Helping you remember programmes
The Prototyping team is developing a prototype to help you remember TV and radio programmes that you've been meaning to watch and we thought we'd write about the stages of development of the project as we work on it. This is our original project description:
"It gives you one place to keep all those TV and radio programmes you've been meaning to watch. Maybe your friend told you something was good, maybe you saw a trailer on TV or read a review in the paper or maybe someone tweeted about it. This is a cross-platform service that allows you to store those recommendations for a more convenient time.
At its core it is a list of programmes accessed using the web, with a number of easy ways of getting things onto that list and a number of useful ways of viewing or being reminded of the things on that list. It supports viewing and listening by broadcast and on-demand services from the BBC and elsewhere."
First, how the idea came about. We were originally intrigued by some prototypes from friends-of-R&D Rattle and MetaBroadcast that were about recording people's intentions to watch programmes and we wondered about other aspects of the lifecycle of TV and radio programmes in peoples' lives. We know that many people make to-do, to-watch or to-buy lists on paper or computers or email themselves reminders and, specifically around TV and radio, they might circle things in the Radio Times or book recordings on their PVR. We asked around a bit about how people remember programmes and confirmed that people often use a number of disparate tools to remember. We also dug a bit into what remembering means in this context; to have somewhere to put the thing you want to remember, to remember where you put it and to have an easy way to find it again.
There are lots of ways of finding out about TV and radio programmes; from word-of-mouth to billboards to EPGs to broadcast trails. And there are lots of ways of watching programmes; on-demand services like iPlayer, time-shifting programmes on your PVR or plain old-fashioned live TV and radio. Our hypothesis is that there is a gap in the services the BBC provides; between someone becoming aware of a programme and then deciding to seek it out to watch or listen. That gap is the process of remembering. We want to try to design a service that will help people capture this intention to watch or listen as near to the initial point of awareness as possible and then remember it for them.
What else is there?
In the world of TV and radio there are some device- or service-specific tools that try to solve parts of this problem already. Sky's Remote Record lets you remotely schedule recordings on your PVR from a computer or mobile. A number of online video services have a video "queue" - YouTube have trialled this and Boxee and Vimeo both have a "Watch Later" feature. The green button on a number of digital TV platforms is used for trailer booking - pressing the green button while watching a trailer will set up a recording booking on your PVR. Podcast subscriptions will download all episodes of a programme automatically. And, of course, you can use iPlayer favourites to see when new episodes of your favourite programmes become available. But we haven't anything that is designed for both online and broadcast TV and radio.
Who's it for?

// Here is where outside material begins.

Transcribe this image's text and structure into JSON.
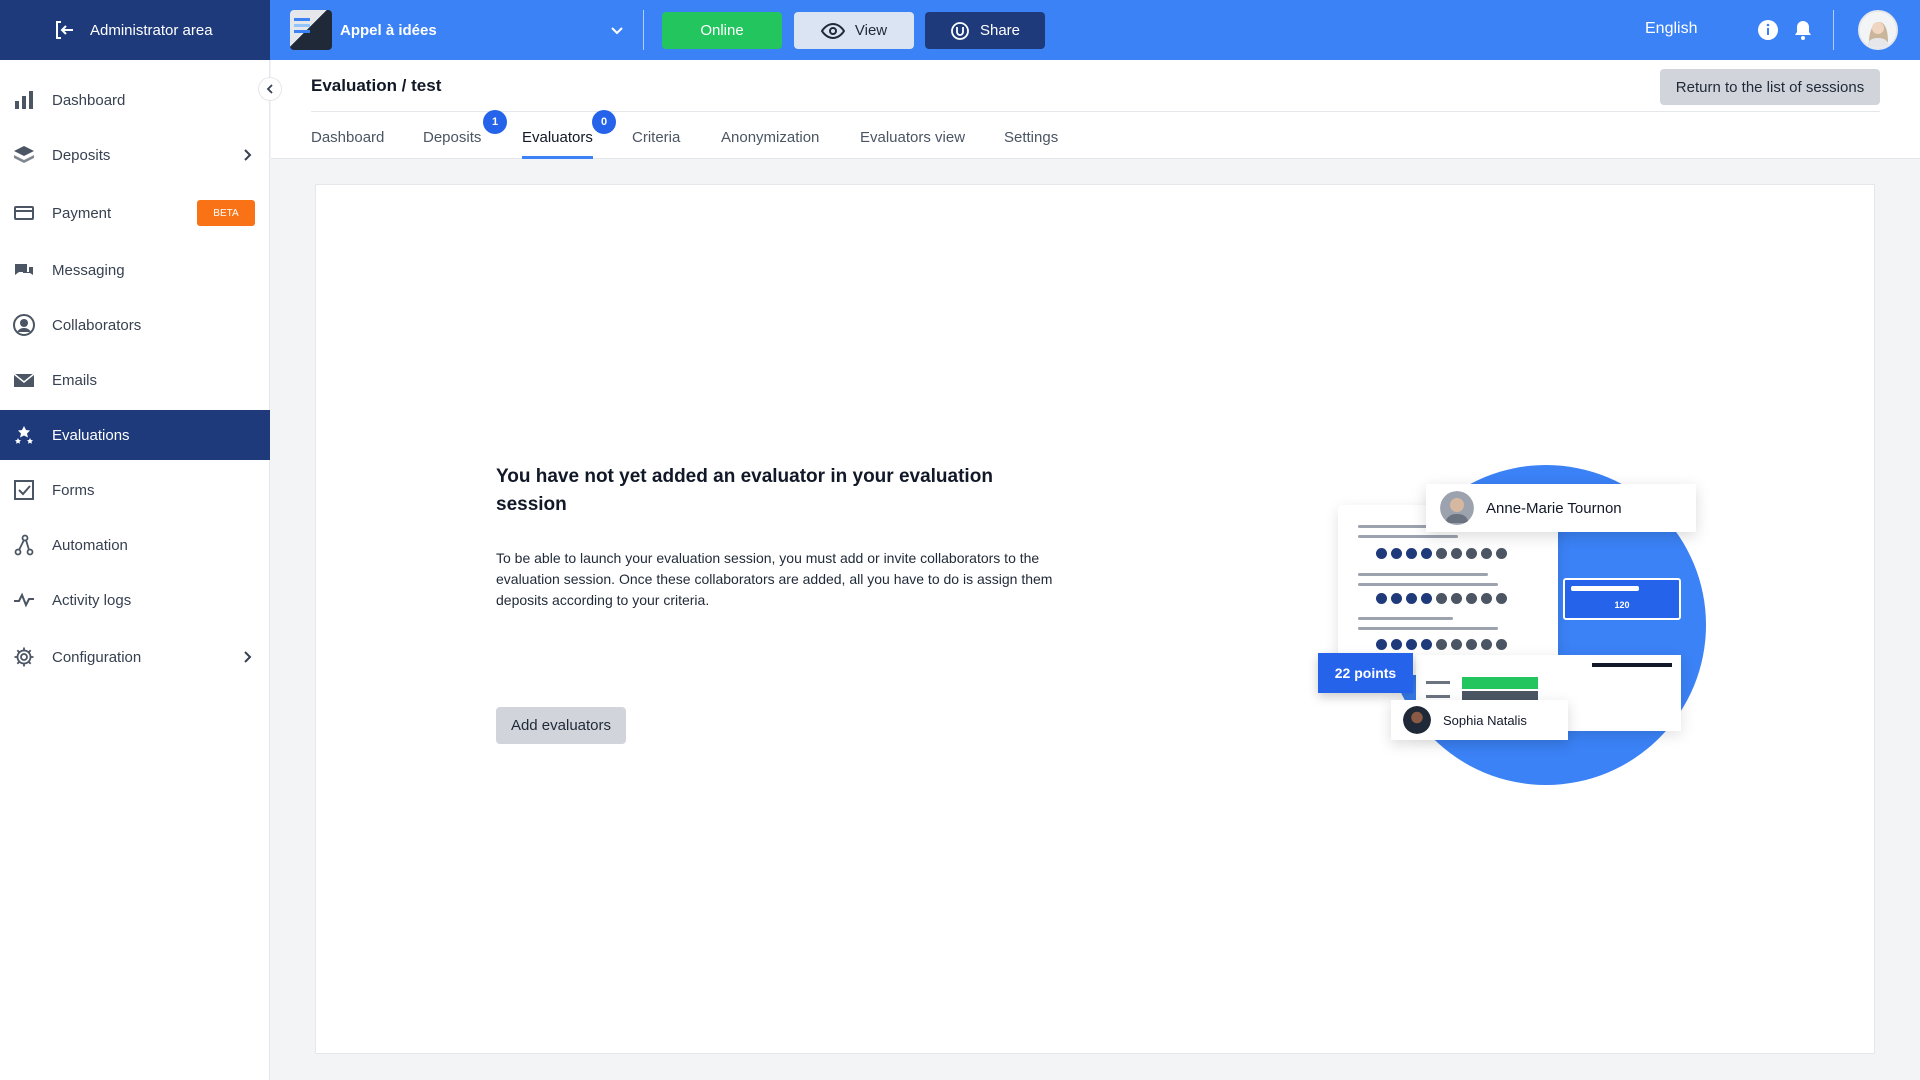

Initially we will be aiming the prototype at the most likely users of a service like this. We think these will be people who like TV and radio but are discerning about what they watch, have limited time to do so and will go out of their way for shows that they like. They might have a PVR, they probably use catch-up services like iPlayer or 4OD and, importantly, they are likely to have a smartphone.
Our challenge is to design and engineer something that helps you remember programmes that you are interested in. We want it to be something that will help you remember programmes that are on in the next few days, things that you've just missed but aren't yet available on-demand, things that you missed but might get repeated some day and things that are "coming soon". It should be designed to let you note those things down as soon as you hear about them and is focused, easy and convenient enough to make it repeatedly useful.
The next post in this series will be about how we've approached this challenge and what's in the first iteration of the prototype.